A similar history can be found in the world of Ancient Rome with all emperors other than Claudius taking male lovers, and Emperor Hadrian, namesake of Hadrian’s Wall, having a relationship with his male lover Antonius. During this era there were no laws or social values aimed at homosexuality until the reign of the Christian emperors such as Justinian in the 6th century AD who used homosexuals as scapegoats for everything from earthquakes to plagues to famine. Transsexuality was also accepted to a certain extent in this era; the cult of Cybele is a decent example of this.
In the 7th century BC long term marriage-like unions between male lovers were documented in Greece alongside those between men and women. In the 4th century BC Plato and other Greek philosophers made the argument that love between two males is the highest form of love, and that love for women is simply lust (an argument often made in a reversed form against homosexual couples). In the 1st century AD Roman emperor Nero married two men in legal ceremonies identical to those of his wives, and emperor Elagabalus also married his male lover in the 3rd century. In Roman history it was not until the first Christian emperor, Phillip the Arab, in the 3rd century AD that there was a real attempt to criminalise aspects homosexuality, followed by further discrimination by the Councils of Elvera and Ancyra and the following Christian emperors in the 4th century.

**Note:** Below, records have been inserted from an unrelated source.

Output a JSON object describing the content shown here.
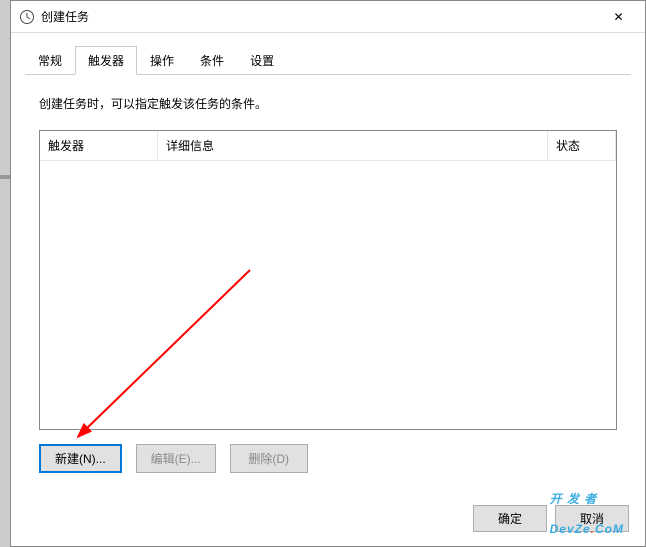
{
  "window": {
    "title": "创建任务",
    "close_symbol": "✕"
  },
  "tabs": [
    {
      "label": "常规"
    },
    {
      "label": "触发器",
      "active": true
    },
    {
      "label": "操作"
    },
    {
      "label": "条件"
    },
    {
      "label": "设置"
    }
  ],
  "panel": {
    "help_text": "创建任务时，可以指定触发该任务的条件。",
    "columns": {
      "trigger": "触发器",
      "detail": "详细信息",
      "status": "状态"
    },
    "buttons": {
      "new": "新建(N)...",
      "edit": "编辑(E)...",
      "delete": "删除(D)"
    }
  },
  "footer": {
    "ok": "确定",
    "cancel": "取消"
  },
  "watermark": {
    "line1": "开 发 者",
    "line2a": "DevZe",
    "line2b": "CoM"
  }
}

It was not really until the Abrahamic religions of Judaism, Christianity and Islam gained a hold in the Middle East, Africa, and Europe that homosexuality was outlawed and attitudes of society towards same-sex relationships became negative. Although homosexuality remained a theme in poetry, even for poets within the Catholic Church, the attitudes of society changed drastically. Homophobia has largely been a product of the Abrahamic world. Not only does marriage predate Christianity and its fellow religions, but so does same-sex marriage, and so these religions and their followers cannot claim a monopoly on the practice and definition of marriage, nor can they dictate to us what we can do in this sense.
This also means that using the phrase “this is the 21st century” in debates on same-sex marriage is both redundant and insulting in its ignorance. It simply isn’t relevant what century we are in because we are essentially attempting to return to the more tolerant views of sexuality from the pre-Christian era. The bigotry and persecution of the last millennia and a half has been at the hands of religious zealots and down to their influence on society. Using this argument when they try to hold our society down in their world of intolerance only serves to validate their claim that marriage has always been between a man and a woman, and this is a disservice to this movement.